GOAL OF THE EXERCISE —
Images should be left out, and everything else in the listing reproduced exactly.

EXTRACTED ENTRIES —
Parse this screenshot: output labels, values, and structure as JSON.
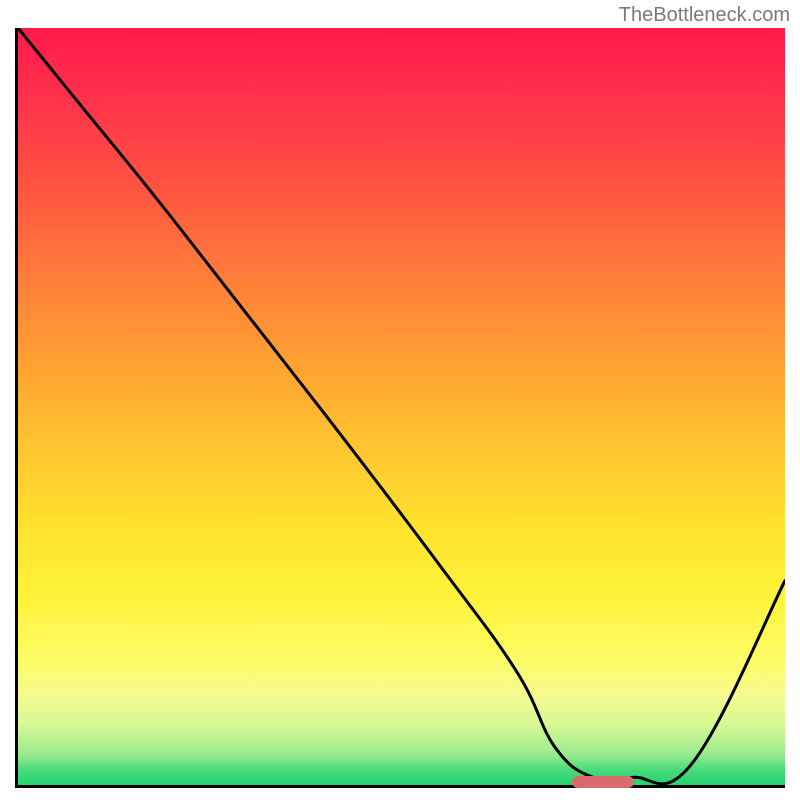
{
  "watermark": "TheBottleneck.com",
  "chart_data": {
    "type": "line",
    "title": "",
    "xlabel": "",
    "ylabel": "",
    "xlim": [
      0,
      100
    ],
    "ylim": [
      0,
      100
    ],
    "x": [
      0,
      8,
      20,
      40,
      55,
      65,
      70,
      75,
      80,
      88,
      100
    ],
    "values": [
      100,
      90,
      75,
      49,
      29,
      15,
      5,
      1,
      1,
      3,
      27
    ],
    "annotations": [
      {
        "type": "marker",
        "x_start": 72,
        "x_end": 80,
        "y": 0.8,
        "color": "#d96b6f"
      }
    ],
    "background_gradient": {
      "top": "#ff1a4a",
      "mid": "#ffe22e",
      "bottom": "#25d370"
    }
  }
}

OUTPUT FOR THIS TASK —
Parse this screenshot: output labels, values, and structure as JSON.
{
  "watermark": "TheBottleneck.com",
  "chart_data": {
    "type": "line",
    "title": "",
    "xlabel": "",
    "ylabel": "",
    "xlim": [
      0,
      100
    ],
    "ylim": [
      0,
      100
    ],
    "x": [
      0,
      8,
      20,
      40,
      55,
      65,
      70,
      75,
      80,
      88,
      100
    ],
    "values": [
      100,
      90,
      75,
      49,
      29,
      15,
      5,
      1,
      1,
      3,
      27
    ],
    "annotations": [
      {
        "type": "marker",
        "x_start": 72,
        "x_end": 80,
        "y": 0.8,
        "color": "#d96b6f"
      }
    ],
    "background_gradient": {
      "top": "#ff1a4a",
      "mid": "#ffe22e",
      "bottom": "#25d370"
    }
  }
}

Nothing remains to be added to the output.